- [WORKING DATA]:
▶

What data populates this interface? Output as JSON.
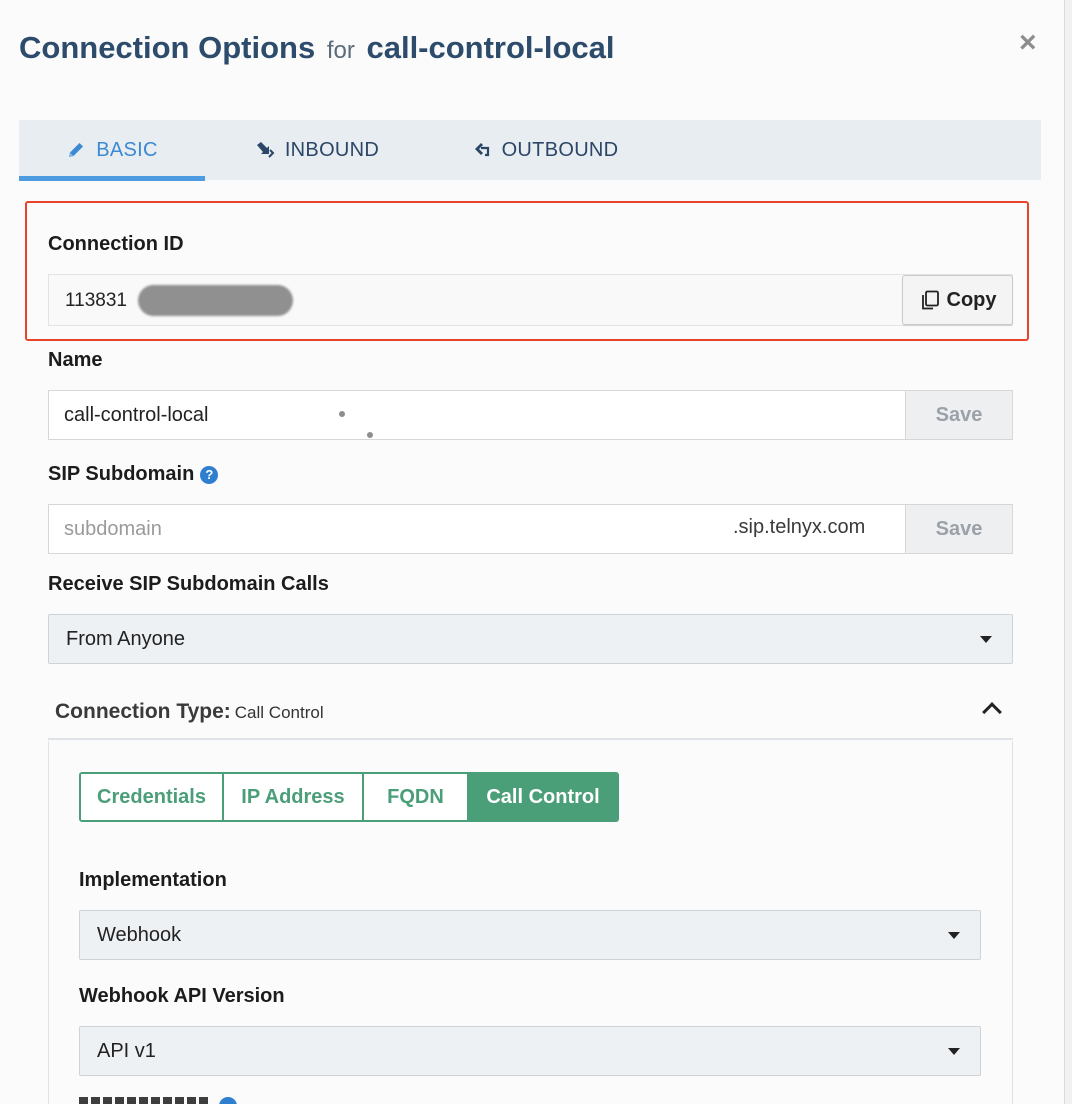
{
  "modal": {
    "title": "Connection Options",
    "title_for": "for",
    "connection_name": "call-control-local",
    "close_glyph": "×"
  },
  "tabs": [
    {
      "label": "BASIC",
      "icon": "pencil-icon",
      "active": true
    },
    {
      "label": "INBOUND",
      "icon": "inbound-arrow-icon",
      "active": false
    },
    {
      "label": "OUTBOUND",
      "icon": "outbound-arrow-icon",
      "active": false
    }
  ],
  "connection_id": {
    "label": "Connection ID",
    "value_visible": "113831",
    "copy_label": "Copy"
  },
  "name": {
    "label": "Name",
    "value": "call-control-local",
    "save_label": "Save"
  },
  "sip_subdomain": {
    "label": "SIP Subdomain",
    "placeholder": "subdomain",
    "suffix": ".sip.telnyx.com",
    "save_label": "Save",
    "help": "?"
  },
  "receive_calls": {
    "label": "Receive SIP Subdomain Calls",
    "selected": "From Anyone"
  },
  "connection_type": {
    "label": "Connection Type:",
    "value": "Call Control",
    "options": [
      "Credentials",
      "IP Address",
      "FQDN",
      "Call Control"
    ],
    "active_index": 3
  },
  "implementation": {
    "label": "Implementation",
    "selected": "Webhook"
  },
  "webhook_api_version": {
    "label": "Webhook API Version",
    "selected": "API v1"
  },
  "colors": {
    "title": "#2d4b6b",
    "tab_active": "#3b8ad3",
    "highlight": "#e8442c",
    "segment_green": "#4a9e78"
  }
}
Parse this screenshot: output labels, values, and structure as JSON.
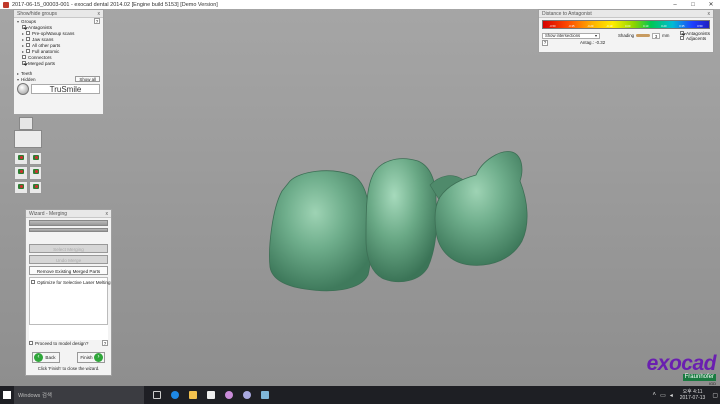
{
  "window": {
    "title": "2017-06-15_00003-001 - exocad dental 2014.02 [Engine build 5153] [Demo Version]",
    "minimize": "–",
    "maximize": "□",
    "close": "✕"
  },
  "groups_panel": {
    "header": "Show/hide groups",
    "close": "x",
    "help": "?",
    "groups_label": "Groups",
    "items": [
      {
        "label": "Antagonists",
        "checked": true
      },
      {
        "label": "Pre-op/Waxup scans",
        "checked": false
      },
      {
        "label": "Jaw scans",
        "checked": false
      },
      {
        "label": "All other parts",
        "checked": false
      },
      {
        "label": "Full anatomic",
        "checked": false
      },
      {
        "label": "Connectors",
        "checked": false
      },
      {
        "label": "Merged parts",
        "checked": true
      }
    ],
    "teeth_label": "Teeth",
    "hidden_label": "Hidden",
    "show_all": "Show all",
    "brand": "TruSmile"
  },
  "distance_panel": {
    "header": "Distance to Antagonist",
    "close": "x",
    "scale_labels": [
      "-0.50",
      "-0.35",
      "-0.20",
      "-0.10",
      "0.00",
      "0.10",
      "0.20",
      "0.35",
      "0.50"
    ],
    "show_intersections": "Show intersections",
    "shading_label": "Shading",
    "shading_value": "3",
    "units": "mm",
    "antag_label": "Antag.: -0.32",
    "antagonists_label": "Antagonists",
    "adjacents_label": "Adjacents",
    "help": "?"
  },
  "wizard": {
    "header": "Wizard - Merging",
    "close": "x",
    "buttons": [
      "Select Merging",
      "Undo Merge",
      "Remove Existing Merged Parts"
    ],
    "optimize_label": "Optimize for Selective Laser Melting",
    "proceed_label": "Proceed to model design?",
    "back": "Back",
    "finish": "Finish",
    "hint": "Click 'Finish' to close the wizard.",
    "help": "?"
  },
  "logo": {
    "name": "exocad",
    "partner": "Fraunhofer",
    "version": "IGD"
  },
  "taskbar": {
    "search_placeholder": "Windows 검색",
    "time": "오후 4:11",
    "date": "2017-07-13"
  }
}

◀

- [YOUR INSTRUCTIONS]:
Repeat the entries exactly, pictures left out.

- [FINAL ANSWER]:
What data populates this interface? Output as JSON.
{
  "modal": {
    "title": "Connection Options",
    "title_for": "for",
    "connection_name": "call-control-local",
    "close_glyph": "×"
  },
  "tabs": [
    {
      "label": "BASIC",
      "icon": "pencil-icon",
      "active": true
    },
    {
      "label": "INBOUND",
      "icon": "inbound-arrow-icon",
      "active": false
    },
    {
      "label": "OUTBOUND",
      "icon": "outbound-arrow-icon",
      "active": false
    }
  ],
  "connection_id": {
    "label": "Connection ID",
    "value_visible": "113831",
    "copy_label": "Copy"
  },
  "name": {
    "label": "Name",
    "value": "call-control-local",
    "save_label": "Save"
  },
  "sip_subdomain": {
    "label": "SIP Subdomain",
    "placeholder": "subdomain",
    "suffix": ".sip.telnyx.com",
    "save_label": "Save",
    "help": "?"
  },
  "receive_calls": {
    "label": "Receive SIP Subdomain Calls",
    "selected": "From Anyone"
  },
  "connection_type": {
    "label": "Connection Type:",
    "value": "Call Control",
    "options": [
      "Credentials",
      "IP Address",
      "FQDN",
      "Call Control"
    ],
    "active_index": 3
  },
  "implementation": {
    "label": "Implementation",
    "selected": "Webhook"
  },
  "webhook_api_version": {
    "label": "Webhook API Version",
    "selected": "API v1"
  },
  "colors": {
    "title": "#2d4b6b",
    "tab_active": "#3b8ad3",
    "highlight": "#e8442c",
    "segment_green": "#4a9e78"
  }
}
Parse this screenshot: output labels, values, and structure as JSON.
{
  "window": {
    "title": "2017-06-15_00003-001 - exocad dental 2014.02 [Engine build 5153] [Demo Version]",
    "minimize": "–",
    "maximize": "□",
    "close": "✕"
  },
  "groups_panel": {
    "header": "Show/hide groups",
    "close": "x",
    "help": "?",
    "groups_label": "Groups",
    "items": [
      {
        "label": "Antagonists",
        "checked": true
      },
      {
        "label": "Pre-op/Waxup scans",
        "checked": false
      },
      {
        "label": "Jaw scans",
        "checked": false
      },
      {
        "label": "All other parts",
        "checked": false
      },
      {
        "label": "Full anatomic",
        "checked": false
      },
      {
        "label": "Connectors",
        "checked": false
      },
      {
        "label": "Merged parts",
        "checked": true
      }
    ],
    "teeth_label": "Teeth",
    "hidden_label": "Hidden",
    "show_all": "Show all",
    "brand": "TruSmile"
  },
  "distance_panel": {
    "header": "Distance to Antagonist",
    "close": "x",
    "scale_labels": [
      "-0.50",
      "-0.35",
      "-0.20",
      "-0.10",
      "0.00",
      "0.10",
      "0.20",
      "0.35",
      "0.50"
    ],
    "show_intersections": "Show intersections",
    "shading_label": "Shading",
    "shading_value": "3",
    "units": "mm",
    "antag_label": "Antag.: -0.32",
    "antagonists_label": "Antagonists",
    "adjacents_label": "Adjacents",
    "help": "?"
  },
  "wizard": {
    "header": "Wizard - Merging",
    "close": "x",
    "buttons": [
      "Select Merging",
      "Undo Merge",
      "Remove Existing Merged Parts"
    ],
    "optimize_label": "Optimize for Selective Laser Melting",
    "proceed_label": "Proceed to model design?",
    "back": "Back",
    "finish": "Finish",
    "hint": "Click 'Finish' to close the wizard.",
    "help": "?"
  },
  "logo": {
    "name": "exocad",
    "partner": "Fraunhofer",
    "version": "IGD"
  },
  "taskbar": {
    "search_placeholder": "Windows 검색",
    "time": "오후 4:11",
    "date": "2017-07-13"
  }
}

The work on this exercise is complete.